#### Material for this task

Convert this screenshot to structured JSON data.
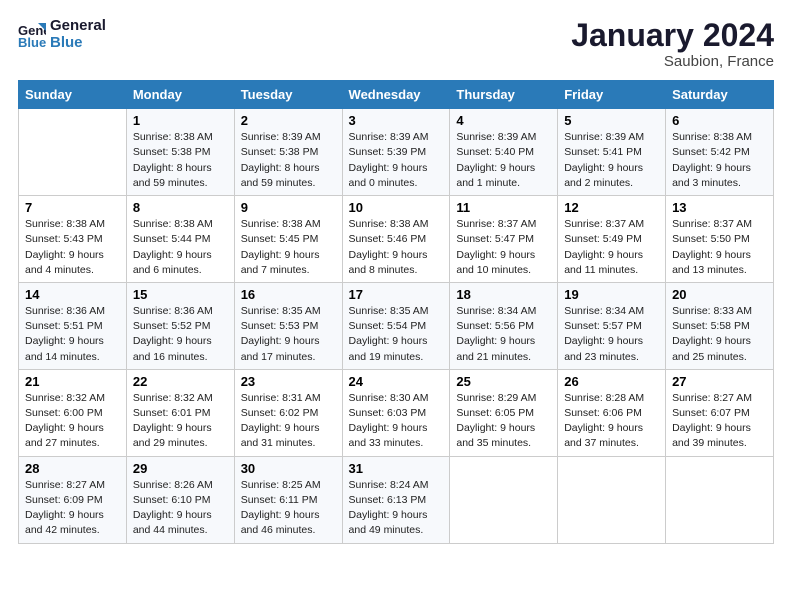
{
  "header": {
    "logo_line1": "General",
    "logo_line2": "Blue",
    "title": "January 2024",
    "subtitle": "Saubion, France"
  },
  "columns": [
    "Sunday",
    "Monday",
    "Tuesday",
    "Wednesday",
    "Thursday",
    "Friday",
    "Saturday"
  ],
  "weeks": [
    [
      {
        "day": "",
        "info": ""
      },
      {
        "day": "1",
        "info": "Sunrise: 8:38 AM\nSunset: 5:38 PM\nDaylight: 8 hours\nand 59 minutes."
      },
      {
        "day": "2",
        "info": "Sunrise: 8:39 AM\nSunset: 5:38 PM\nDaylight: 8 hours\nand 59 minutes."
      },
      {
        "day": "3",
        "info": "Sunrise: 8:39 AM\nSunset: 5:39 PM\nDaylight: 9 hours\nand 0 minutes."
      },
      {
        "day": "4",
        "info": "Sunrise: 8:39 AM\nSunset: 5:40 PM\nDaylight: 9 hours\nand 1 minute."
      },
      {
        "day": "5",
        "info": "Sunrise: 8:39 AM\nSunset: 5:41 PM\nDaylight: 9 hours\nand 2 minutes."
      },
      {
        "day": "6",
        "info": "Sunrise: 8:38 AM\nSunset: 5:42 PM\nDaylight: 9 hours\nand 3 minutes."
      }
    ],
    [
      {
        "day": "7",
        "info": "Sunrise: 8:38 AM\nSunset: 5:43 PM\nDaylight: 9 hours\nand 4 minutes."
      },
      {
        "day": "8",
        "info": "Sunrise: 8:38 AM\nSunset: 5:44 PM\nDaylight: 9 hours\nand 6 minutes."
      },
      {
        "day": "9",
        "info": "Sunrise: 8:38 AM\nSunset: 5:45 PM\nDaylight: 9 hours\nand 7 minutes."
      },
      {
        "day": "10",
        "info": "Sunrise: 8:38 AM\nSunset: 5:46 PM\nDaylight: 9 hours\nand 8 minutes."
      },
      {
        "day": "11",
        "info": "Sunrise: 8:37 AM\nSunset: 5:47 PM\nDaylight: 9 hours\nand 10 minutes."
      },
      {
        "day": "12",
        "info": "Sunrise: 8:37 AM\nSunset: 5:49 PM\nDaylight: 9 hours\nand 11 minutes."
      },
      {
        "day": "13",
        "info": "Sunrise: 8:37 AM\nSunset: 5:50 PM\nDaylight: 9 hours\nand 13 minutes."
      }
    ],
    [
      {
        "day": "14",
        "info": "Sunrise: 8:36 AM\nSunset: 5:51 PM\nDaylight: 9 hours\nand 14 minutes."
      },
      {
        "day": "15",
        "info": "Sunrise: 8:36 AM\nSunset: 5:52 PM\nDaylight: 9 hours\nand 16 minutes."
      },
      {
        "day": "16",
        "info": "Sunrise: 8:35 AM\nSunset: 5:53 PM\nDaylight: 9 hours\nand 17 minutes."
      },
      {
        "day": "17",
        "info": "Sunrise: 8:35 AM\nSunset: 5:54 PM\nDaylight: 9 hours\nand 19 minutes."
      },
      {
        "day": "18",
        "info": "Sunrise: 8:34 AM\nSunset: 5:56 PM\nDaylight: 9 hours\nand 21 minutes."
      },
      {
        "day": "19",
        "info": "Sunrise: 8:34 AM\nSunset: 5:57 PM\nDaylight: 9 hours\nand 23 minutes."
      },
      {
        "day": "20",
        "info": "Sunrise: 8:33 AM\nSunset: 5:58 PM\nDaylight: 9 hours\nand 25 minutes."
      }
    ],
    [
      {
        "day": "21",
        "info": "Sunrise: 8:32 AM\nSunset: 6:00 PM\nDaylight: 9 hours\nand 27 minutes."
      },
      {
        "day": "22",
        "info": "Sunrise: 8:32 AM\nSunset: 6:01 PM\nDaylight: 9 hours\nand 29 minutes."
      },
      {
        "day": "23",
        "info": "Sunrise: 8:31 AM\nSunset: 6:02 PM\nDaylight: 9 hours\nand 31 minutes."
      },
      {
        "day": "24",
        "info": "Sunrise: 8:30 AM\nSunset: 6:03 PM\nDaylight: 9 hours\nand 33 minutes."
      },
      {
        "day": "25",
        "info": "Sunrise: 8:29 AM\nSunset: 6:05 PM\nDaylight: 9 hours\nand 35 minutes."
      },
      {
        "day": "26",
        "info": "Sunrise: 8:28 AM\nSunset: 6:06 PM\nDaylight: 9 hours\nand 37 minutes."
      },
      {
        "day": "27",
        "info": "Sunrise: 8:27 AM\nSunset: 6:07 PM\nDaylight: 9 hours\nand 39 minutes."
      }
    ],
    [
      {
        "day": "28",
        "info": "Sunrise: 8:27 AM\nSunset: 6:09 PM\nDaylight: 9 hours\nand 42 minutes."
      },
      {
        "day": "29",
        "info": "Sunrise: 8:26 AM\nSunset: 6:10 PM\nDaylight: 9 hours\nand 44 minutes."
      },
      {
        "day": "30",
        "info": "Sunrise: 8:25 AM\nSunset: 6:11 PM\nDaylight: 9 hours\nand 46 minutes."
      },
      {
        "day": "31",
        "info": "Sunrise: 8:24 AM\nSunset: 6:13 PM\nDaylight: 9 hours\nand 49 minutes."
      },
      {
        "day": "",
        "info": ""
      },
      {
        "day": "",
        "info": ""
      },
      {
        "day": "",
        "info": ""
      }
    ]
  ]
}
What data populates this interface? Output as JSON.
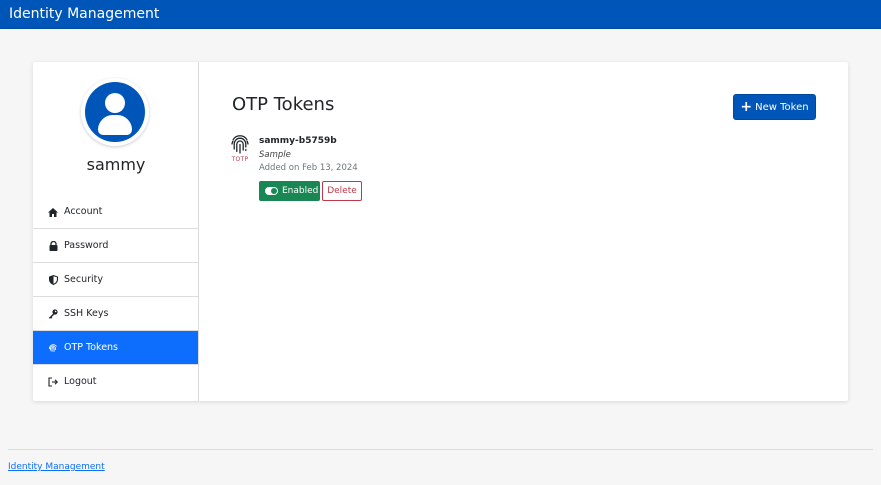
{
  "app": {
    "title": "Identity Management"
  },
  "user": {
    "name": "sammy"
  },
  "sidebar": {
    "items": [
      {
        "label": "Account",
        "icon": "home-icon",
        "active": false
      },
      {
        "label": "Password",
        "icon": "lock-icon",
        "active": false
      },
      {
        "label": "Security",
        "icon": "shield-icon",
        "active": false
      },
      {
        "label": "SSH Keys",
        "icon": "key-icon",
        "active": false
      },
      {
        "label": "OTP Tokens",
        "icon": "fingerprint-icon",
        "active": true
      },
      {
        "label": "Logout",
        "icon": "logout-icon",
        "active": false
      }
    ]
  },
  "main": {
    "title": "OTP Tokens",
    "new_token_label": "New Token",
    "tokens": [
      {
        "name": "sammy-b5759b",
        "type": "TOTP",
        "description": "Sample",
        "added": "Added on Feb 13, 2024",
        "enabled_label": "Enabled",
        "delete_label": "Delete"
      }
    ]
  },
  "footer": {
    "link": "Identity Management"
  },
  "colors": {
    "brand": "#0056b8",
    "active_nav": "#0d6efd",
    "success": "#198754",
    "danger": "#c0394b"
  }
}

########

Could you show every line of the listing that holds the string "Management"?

Exercise solution ->
    "title": "Identity Management"
    "link": "Identity Management"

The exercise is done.